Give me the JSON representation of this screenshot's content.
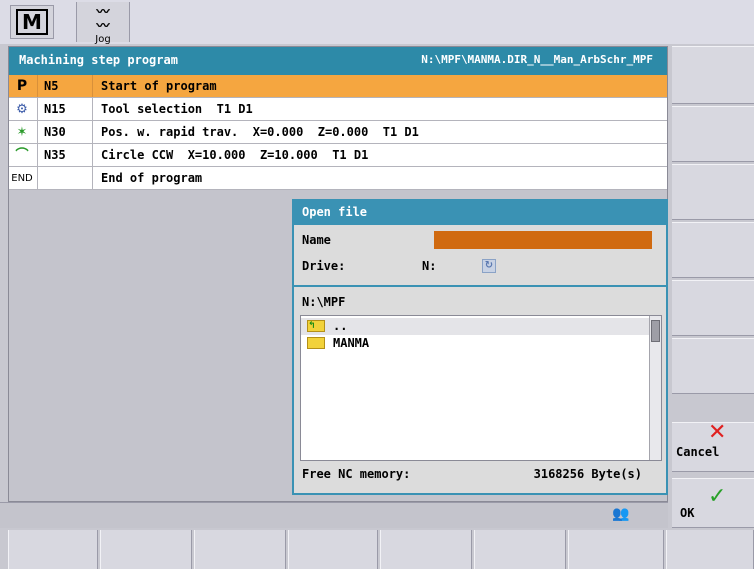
{
  "topbar": {
    "mode_m_label": "M",
    "jog_icon": "jog-wave-icon",
    "jog_label": "Jog"
  },
  "program": {
    "title": "Machining step program",
    "path": "N:\\MPF\\MANMA.DIR_N__Man_ArbSchr_MPF",
    "rows": [
      {
        "icon": "P",
        "block": "N5",
        "text": "Start of program",
        "selected": true
      },
      {
        "icon": "tool-icon",
        "block": "N15",
        "text": "Tool selection  T1 D1",
        "selected": false
      },
      {
        "icon": "rapid-traverse-icon",
        "block": "N30",
        "text": "Pos. w. rapid trav.  X=0.000  Z=0.000  T1 D1",
        "selected": false
      },
      {
        "icon": "circle-ccw-icon",
        "block": "N35",
        "text": "Circle CCW  X=10.000  Z=10.000  T1 D1",
        "selected": false
      },
      {
        "icon": "END",
        "block": "",
        "text": "End of program",
        "selected": false
      }
    ]
  },
  "dialog": {
    "title": "Open file",
    "name_label": "Name",
    "name_value": "",
    "drive_label": "Drive:",
    "drive_value": "N:",
    "current_path": "N:\\MPF",
    "files": [
      {
        "name": "..",
        "type": "parent-folder"
      },
      {
        "name": "MANMA",
        "type": "folder"
      }
    ],
    "memory_label": "Free NC memory:",
    "memory_value": "3168256 Byte(s)"
  },
  "softkeys": {
    "cancel_label": "Cancel",
    "ok_label": "OK"
  },
  "colors": {
    "title_bar": "#2d8aa8",
    "selection": "#f5a640",
    "name_input": "#d06a10"
  }
}
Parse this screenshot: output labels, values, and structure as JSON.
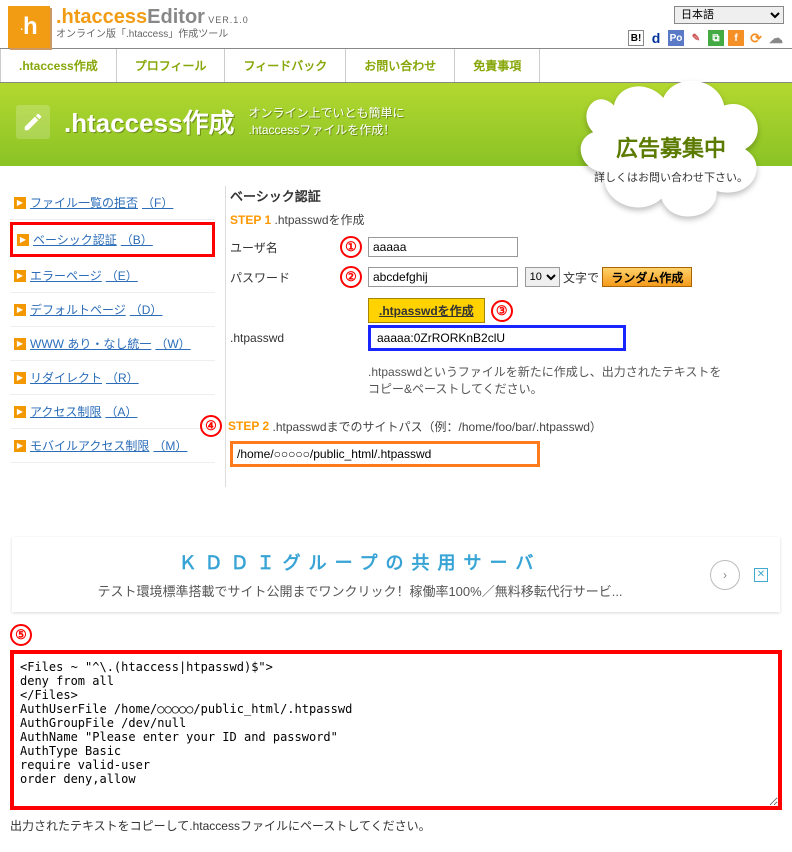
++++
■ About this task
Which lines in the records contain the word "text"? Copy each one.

■ Written reply
        "text": "Start of program",
        "text": "Tool selection  T1 D1",
        "text": "Pos. w. rapid trav.  X=0.000  Z=0.000  T1 D1",
        "text": "Circle CCW  X=10.000  Z=10.000  T1 D1",
        "text": "End of program",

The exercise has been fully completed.